After evaluating each study using the PEARLS criteria, consider how trustworthy and applicable the findings are. Use the information to inform your understanding of the study’s strengths and weaknesses, as well as its potential impact on decision-making processes. Now imagine a scale of 1-5 where 1 means completely untrustworthy and 5 means completely trustworthy. I tend to assume everything is a 3 until I have some evidence to suggest that it should be higher or lower. As you review this example, what 1 to 5 rating would you give it for each criteria?

Now add those six numbers together. This gives you a PEARLS rating between 6 and 30. I generally consider anything below 20/30 to be untrustworthy for decision making purposes and anything above 26/30 to be trustworthy for decision making purposes.

Practice #2

A study published in the American Journal of Clinical Nutrition showed that drinking Concord grape juice daily for 3-4 months could improve spatial memory, as well as driving performance, compared with a placebo group.
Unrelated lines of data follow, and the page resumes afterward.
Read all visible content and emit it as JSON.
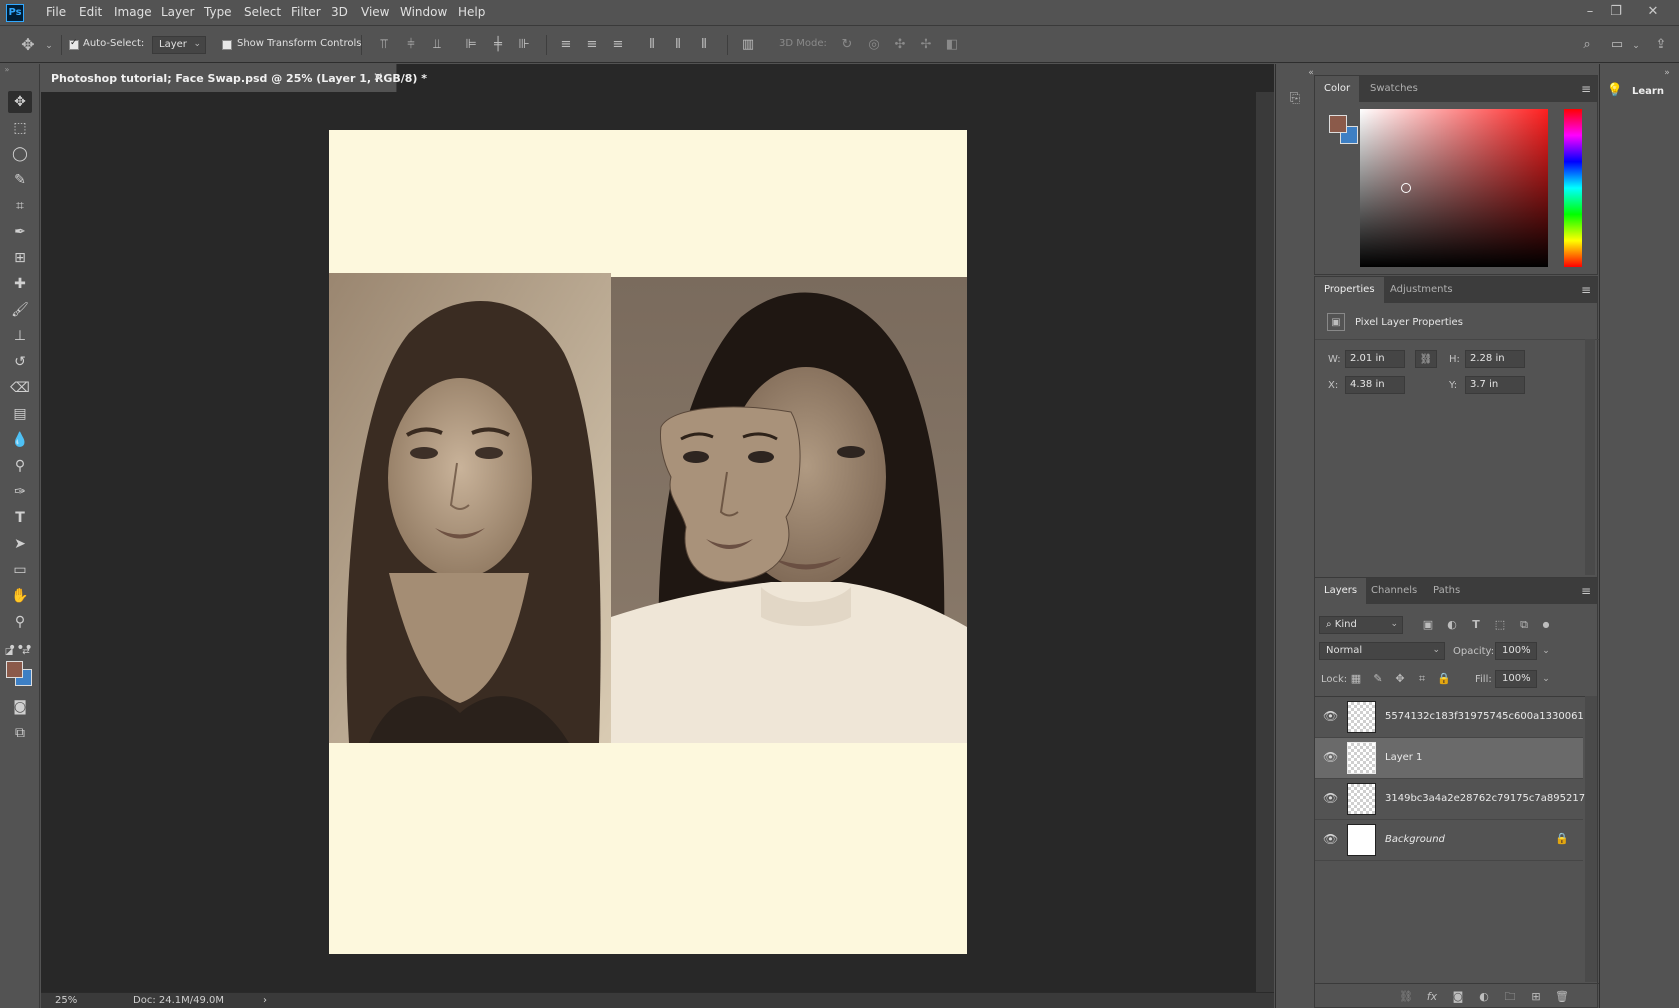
{
  "app": {
    "logo": "Ps",
    "menu": [
      "File",
      "Edit",
      "Image",
      "Layer",
      "Type",
      "Select",
      "Filter",
      "3D",
      "View",
      "Window",
      "Help"
    ]
  },
  "options_bar": {
    "auto_select_label": "Auto-Select:",
    "auto_select_checked": true,
    "auto_select_target": "Layer",
    "show_transform_label": "Show Transform Controls",
    "show_transform_checked": false,
    "mode_3d_label": "3D Mode:"
  },
  "document": {
    "tab_title": "Photoshop tutorial; Face Swap.psd @ 25% (Layer 1, RGB/8) *",
    "canvas_color": "#fdf8dd",
    "zoom": "25%",
    "doc_size": "Doc: 24.1M/49.0M"
  },
  "colors": {
    "foreground": "#8b5a4a",
    "background": "#3d7fc4",
    "picker_hue": "#ff1f1f"
  },
  "color_panel": {
    "tabs": [
      "Color",
      "Swatches"
    ],
    "active_tab": "Color"
  },
  "properties_panel": {
    "tabs": [
      "Properties",
      "Adjustments"
    ],
    "active_tab": "Properties",
    "section_title": "Pixel Layer Properties",
    "w_label": "W:",
    "w_value": "2.01 in",
    "h_label": "H:",
    "h_value": "2.28 in",
    "x_label": "X:",
    "x_value": "4.38 in",
    "y_label": "Y:",
    "y_value": "3.7 in"
  },
  "layers_panel": {
    "tabs": [
      "Layers",
      "Channels",
      "Paths"
    ],
    "active_tab": "Layers",
    "filter_kind": "Kind",
    "blend_mode": "Normal",
    "opacity_label": "Opacity:",
    "opacity_value": "100%",
    "lock_label": "Lock:",
    "fill_label": "Fill:",
    "fill_value": "100%",
    "layers": [
      {
        "name": "5574132c183f31975745c600a1330061",
        "visible": true,
        "selected": false
      },
      {
        "name": "Layer 1",
        "visible": true,
        "selected": true
      },
      {
        "name": "3149bc3a4a2e28762c79175c7a895217",
        "visible": true,
        "selected": false
      },
      {
        "name": "Background",
        "visible": true,
        "selected": false,
        "locked": true
      }
    ]
  },
  "learn_panel": {
    "label": "Learn"
  }
}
  • Participants: A total of 25 mothers, aged 40-50 years, with at least 1 child under age 13, a BMI of 18-29, working > 30hrs/week, with an adequate understanding of verbal and written English, possession of a full driving license for >5yrs, and having driven >5000 miles in the past year, participated in the study.
  • Execution: Subjects were randomly assigned, in a double-blind study, to drink 12 ounces of Concord grape juice or a placebo "juice."
  • Analysis: The researchers reported a small, but significant, improvement in scores for motor skills, executive function, verbal recall, attention, and blood pressure. They also saw an improvement in driving as measured by "car tracking" and steering control for the subjects consuming the Concord grape juice. They concluded that grape flavonoids could improve performance on everyday tasks.
  • Relevance: The study was published in 2016, and the trial ran for 12 weeks.
  • Links: The study was funded by Welch Foods, the maker of Welch's grape juice.
  • Scope: The study examined the potential benefits of Concord grape juice on cognitive functions and driving performance in a specific population of mothers.
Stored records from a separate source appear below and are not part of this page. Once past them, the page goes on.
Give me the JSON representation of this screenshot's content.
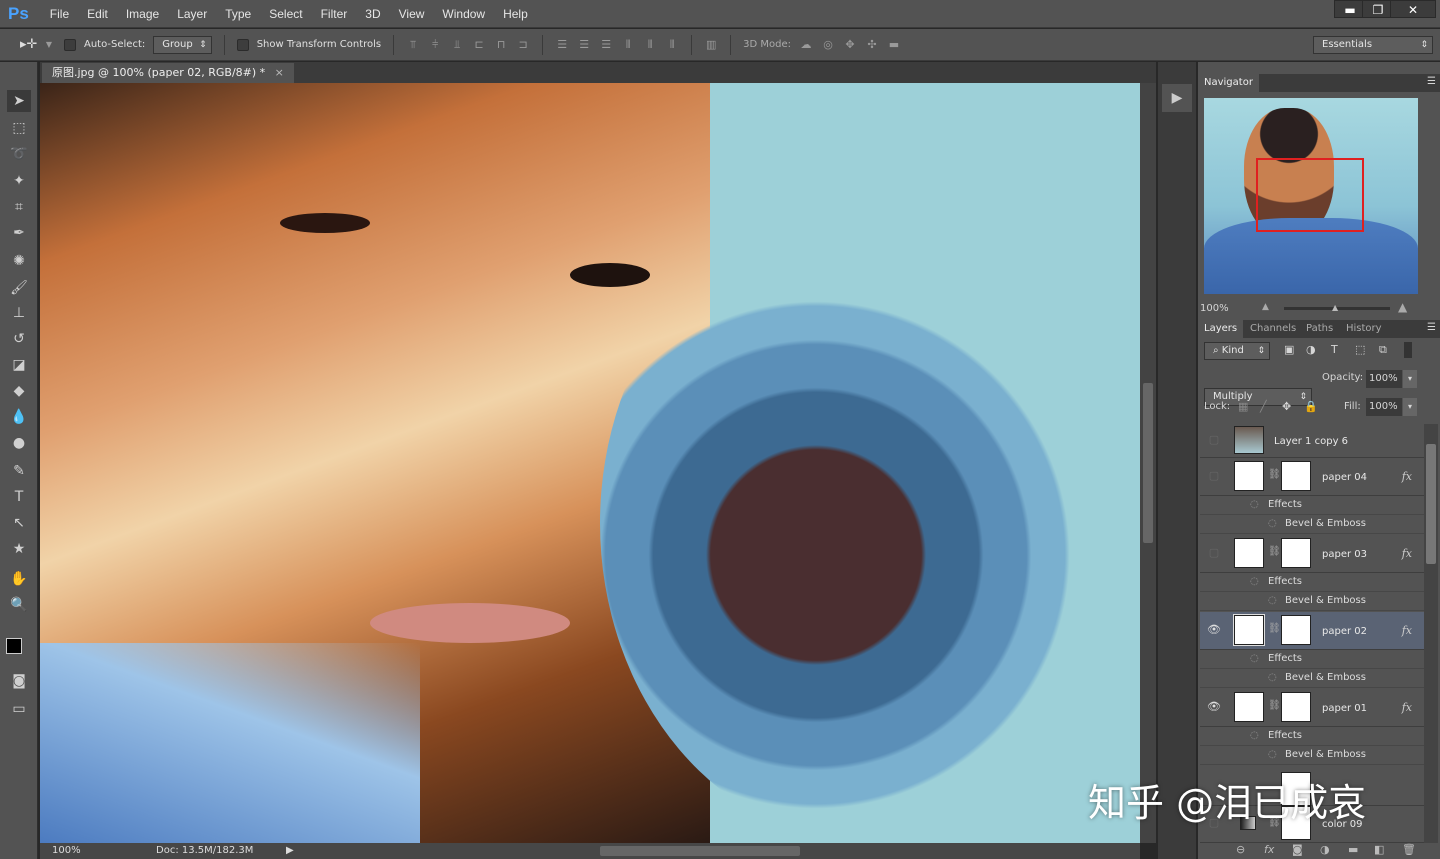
{
  "app": {
    "logo": "Ps",
    "menu": [
      "File",
      "Edit",
      "Image",
      "Layer",
      "Type",
      "Select",
      "Filter",
      "3D",
      "View",
      "Window",
      "Help"
    ],
    "window_controls": [
      "minimize",
      "restore",
      "close"
    ]
  },
  "options": {
    "auto_select_label": "Auto-Select:",
    "auto_select_value": "Group",
    "show_transform_label": "Show Transform Controls",
    "mode_3d_label": "3D Mode:",
    "workspace": "Essentials"
  },
  "document": {
    "tab_title": "原图.jpg @ 100% (paper 02, RGB/8#) *",
    "zoom": "100%",
    "doc_size": "Doc: 13.5M/182.3M"
  },
  "navigator": {
    "title": "Navigator",
    "zoom": "100%"
  },
  "layers_panel": {
    "tabs": [
      "Layers",
      "Channels",
      "Paths",
      "History"
    ],
    "filter_kind": "Kind",
    "blend_mode": "Multiply",
    "opacity_label": "Opacity:",
    "opacity": "100%",
    "lock_label": "Lock:",
    "fill_label": "Fill:",
    "fill": "100%",
    "layers": [
      {
        "name": "Layer 1 copy 6",
        "visible": false
      },
      {
        "name": "paper 04",
        "visible": false,
        "effects": "Effects",
        "effect": "Bevel & Emboss"
      },
      {
        "name": "paper 03",
        "visible": false,
        "effects": "Effects",
        "effect": "Bevel & Emboss"
      },
      {
        "name": "paper 02",
        "visible": true,
        "selected": true,
        "effects": "Effects",
        "effect": "Bevel & Emboss"
      },
      {
        "name": "paper 01",
        "visible": true,
        "effects": "Effects",
        "effect": "Bevel & Emboss"
      },
      {
        "name": "color 09",
        "visible": false
      }
    ]
  },
  "watermark": "知乎 @泪已成哀",
  "colors": {
    "accent": "#4aa3ff",
    "selected_layer": "#5a6374",
    "nav_box": "#e02020"
  }
}
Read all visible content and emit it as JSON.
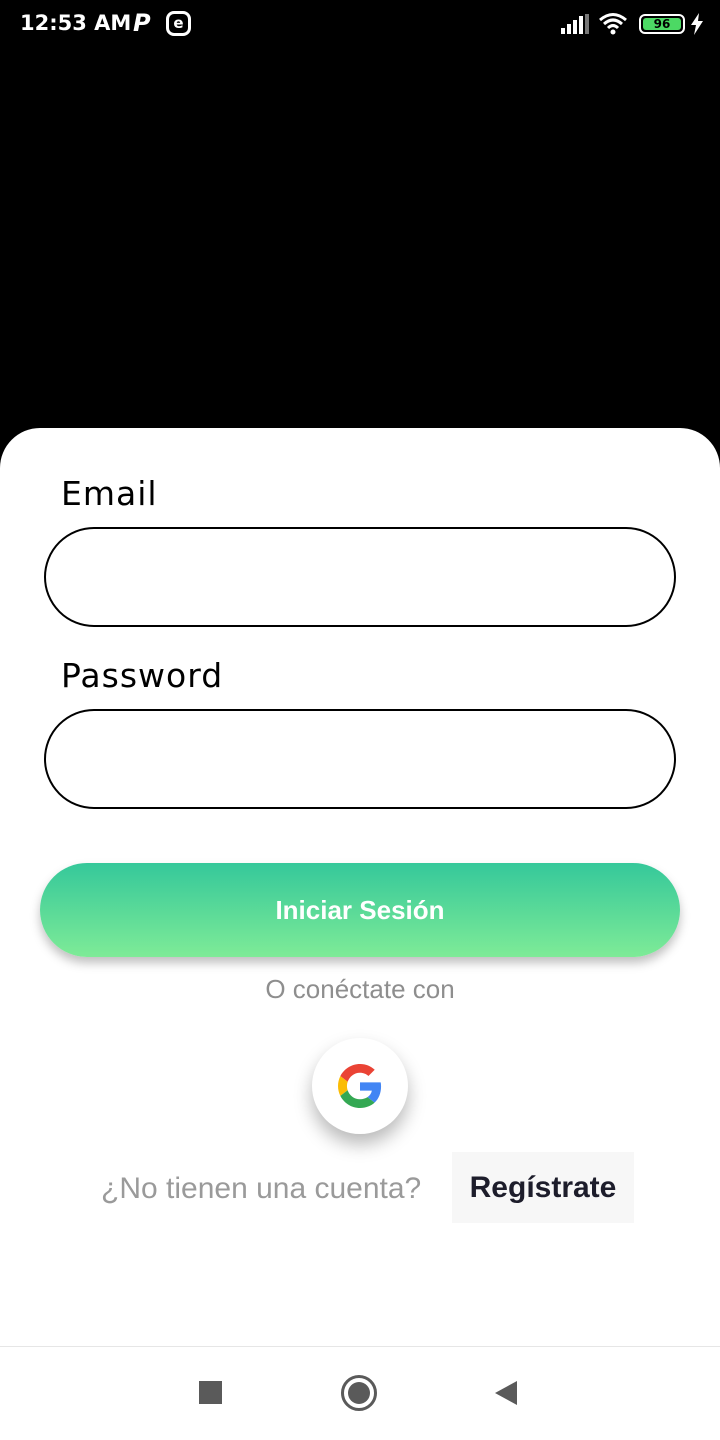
{
  "status_bar": {
    "time": "12:53 AM",
    "app_icon_p": "P",
    "app_icon_e": "e",
    "battery_level": "96",
    "icons": [
      "signal-icon",
      "wifi-icon",
      "battery-icon",
      "charging-icon"
    ]
  },
  "login_form": {
    "email_label": "Email",
    "email_value": "",
    "password_label": "Password",
    "password_value": "",
    "submit_label": "Iniciar Sesión",
    "alt_login_text": "O conéctate con",
    "google_icon": "google-icon",
    "register_prompt": "¿No tienen una cuenta?",
    "register_label": "Regístrate"
  },
  "colors": {
    "button_gradient_top": "#35c89a",
    "button_gradient_bottom": "#7eeb97",
    "muted_text": "#8e8e8e",
    "background": "#000000",
    "card": "#ffffff"
  },
  "nav_bar": {
    "icons": [
      "recents-icon",
      "home-icon",
      "back-icon"
    ]
  }
}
Practice #3

A case series published in the Lancet demonstrated that the measles, mumps, and rubella (MMR) vaccine predisposes children to behavioral regression and pervasive developmental disorder in children.
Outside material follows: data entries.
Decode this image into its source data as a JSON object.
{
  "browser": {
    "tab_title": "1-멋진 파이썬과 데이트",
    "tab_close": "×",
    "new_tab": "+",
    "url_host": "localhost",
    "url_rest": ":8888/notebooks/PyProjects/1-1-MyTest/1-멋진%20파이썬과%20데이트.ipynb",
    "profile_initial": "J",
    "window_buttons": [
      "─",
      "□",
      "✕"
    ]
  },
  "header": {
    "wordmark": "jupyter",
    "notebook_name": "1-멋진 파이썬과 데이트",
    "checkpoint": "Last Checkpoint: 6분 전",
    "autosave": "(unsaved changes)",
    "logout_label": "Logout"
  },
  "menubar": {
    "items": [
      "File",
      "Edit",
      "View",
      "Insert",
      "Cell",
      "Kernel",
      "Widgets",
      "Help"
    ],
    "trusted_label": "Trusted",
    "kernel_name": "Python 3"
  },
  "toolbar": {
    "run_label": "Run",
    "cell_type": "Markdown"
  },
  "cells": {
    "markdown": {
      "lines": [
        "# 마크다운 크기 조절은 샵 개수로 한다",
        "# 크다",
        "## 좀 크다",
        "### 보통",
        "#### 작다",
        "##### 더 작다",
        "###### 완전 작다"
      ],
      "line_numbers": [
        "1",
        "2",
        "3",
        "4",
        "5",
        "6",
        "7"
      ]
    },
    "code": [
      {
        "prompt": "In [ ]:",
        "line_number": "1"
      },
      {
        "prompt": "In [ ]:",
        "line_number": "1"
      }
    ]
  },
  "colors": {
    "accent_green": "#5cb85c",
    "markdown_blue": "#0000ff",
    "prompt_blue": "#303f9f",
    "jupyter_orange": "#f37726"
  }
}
  • Participants: Twelve children (mean age 6 years; range 3-10; 11 boys) were referred to a pediatric gastroenterology unit with a history of normal development followed by loss of acquired skills, including language, together with diarrhea and abdominal pain. The one girl in the study was noted to be a slow developer compared to her older sister.
  • Execution: Children underwent gastroenterological, neurological, and developmental assessment and review of developmental records. Ileocolonoscopy and biopsy samplings, magnetic-resonance imaging (MRI), electroencephalography (EEG), and lumbar puncture were done under sedation. Barium follow-through radiography was done where possible. Biochemical, hematological, and immunological profiles were examined.
  • Analysis: The researchers, using select data from the investigation, identified gastrointestinal disease and developmental regression in a group of previously normal children, which was generally associated in time with the vaccine as an environmental trigger.
  • Relevance: The study was published in 1998 and took place while each child was admitted to the ward for 1 week, accompanied by their parents.
  • Links: The study was funded by attorneys who, in addition to other legal representations, also represented parents in lawsuits against vaccine-producing companies.
  • Scope: The study investigated a potential link between the MMR vaccine and behavioral regression and pervasive developmental disorder in a small group of children.